_Raw data_
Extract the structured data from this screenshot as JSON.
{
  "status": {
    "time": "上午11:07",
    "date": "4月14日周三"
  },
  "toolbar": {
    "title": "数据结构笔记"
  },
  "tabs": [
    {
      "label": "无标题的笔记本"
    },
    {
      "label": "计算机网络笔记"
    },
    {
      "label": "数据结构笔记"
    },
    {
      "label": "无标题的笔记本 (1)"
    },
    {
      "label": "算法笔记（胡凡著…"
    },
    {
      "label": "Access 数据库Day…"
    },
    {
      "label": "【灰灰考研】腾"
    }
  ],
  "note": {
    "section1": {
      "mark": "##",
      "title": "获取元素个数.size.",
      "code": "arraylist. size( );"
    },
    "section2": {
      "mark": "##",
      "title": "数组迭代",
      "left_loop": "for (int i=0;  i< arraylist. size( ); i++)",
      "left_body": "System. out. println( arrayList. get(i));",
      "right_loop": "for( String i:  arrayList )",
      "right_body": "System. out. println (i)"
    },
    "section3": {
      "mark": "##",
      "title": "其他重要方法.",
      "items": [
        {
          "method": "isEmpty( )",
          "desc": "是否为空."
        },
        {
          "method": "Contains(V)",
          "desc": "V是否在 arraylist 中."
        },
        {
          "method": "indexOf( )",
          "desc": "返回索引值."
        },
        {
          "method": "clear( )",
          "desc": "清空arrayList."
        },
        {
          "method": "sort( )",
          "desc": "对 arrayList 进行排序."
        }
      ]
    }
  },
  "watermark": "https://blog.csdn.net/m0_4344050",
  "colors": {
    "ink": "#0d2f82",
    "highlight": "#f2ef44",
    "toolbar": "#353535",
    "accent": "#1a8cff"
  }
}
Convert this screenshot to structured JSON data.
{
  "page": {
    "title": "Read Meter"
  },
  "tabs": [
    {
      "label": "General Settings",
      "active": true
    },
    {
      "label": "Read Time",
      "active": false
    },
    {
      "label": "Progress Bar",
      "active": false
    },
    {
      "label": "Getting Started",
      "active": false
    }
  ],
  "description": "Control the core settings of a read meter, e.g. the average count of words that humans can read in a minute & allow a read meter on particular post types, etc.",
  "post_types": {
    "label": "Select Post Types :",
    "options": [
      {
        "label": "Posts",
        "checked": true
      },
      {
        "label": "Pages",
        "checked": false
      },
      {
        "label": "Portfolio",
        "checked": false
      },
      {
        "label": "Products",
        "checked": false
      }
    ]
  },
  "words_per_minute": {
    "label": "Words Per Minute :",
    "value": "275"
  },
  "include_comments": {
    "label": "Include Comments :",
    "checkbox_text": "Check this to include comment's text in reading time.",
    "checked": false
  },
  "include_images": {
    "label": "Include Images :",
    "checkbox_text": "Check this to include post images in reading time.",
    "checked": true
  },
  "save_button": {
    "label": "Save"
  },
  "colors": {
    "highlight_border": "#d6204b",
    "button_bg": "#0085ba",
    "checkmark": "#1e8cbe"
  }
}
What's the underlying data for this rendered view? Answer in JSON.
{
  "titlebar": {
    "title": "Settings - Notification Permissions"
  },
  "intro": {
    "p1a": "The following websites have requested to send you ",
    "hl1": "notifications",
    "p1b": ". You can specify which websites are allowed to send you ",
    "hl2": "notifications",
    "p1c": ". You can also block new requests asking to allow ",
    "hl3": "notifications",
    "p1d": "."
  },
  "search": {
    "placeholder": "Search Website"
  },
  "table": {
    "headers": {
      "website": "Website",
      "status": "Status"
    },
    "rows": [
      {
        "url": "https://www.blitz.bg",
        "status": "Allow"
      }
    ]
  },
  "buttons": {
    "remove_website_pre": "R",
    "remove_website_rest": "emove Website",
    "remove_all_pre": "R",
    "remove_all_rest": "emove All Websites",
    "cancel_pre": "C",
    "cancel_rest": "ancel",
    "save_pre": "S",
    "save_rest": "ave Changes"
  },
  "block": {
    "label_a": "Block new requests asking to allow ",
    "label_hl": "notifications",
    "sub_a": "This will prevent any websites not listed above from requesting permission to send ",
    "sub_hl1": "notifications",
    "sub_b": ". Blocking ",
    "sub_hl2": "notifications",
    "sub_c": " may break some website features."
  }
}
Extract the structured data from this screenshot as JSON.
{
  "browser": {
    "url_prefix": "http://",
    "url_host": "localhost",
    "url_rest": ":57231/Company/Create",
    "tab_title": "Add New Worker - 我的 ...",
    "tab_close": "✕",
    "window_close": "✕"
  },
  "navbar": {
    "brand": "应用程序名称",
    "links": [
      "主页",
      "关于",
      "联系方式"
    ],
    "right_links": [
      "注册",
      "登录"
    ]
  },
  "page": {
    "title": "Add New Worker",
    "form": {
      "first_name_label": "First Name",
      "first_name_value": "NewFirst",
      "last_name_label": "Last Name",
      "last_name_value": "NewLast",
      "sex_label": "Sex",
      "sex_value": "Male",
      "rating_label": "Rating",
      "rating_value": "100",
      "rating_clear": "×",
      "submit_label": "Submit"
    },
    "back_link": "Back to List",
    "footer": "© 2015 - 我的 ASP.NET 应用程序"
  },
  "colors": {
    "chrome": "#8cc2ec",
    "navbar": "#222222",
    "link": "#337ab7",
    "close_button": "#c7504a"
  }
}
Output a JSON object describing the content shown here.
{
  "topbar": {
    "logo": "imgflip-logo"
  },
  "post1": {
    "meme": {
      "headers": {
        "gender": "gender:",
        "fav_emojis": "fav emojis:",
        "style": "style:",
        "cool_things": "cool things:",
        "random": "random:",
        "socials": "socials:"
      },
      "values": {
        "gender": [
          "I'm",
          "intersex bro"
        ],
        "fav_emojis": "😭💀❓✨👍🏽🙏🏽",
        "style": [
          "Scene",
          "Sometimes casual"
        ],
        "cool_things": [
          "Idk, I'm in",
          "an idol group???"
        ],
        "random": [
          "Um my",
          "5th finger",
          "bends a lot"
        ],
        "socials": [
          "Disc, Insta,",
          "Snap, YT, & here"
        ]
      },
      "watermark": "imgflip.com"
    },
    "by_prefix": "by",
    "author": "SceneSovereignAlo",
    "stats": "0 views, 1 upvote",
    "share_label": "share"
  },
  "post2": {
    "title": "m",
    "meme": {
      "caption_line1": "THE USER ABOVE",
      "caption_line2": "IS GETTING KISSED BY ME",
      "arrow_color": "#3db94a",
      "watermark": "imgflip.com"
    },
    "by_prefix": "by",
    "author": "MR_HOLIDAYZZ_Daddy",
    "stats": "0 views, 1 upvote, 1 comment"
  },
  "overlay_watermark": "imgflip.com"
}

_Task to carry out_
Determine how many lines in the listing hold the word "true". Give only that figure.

_Answer area_
3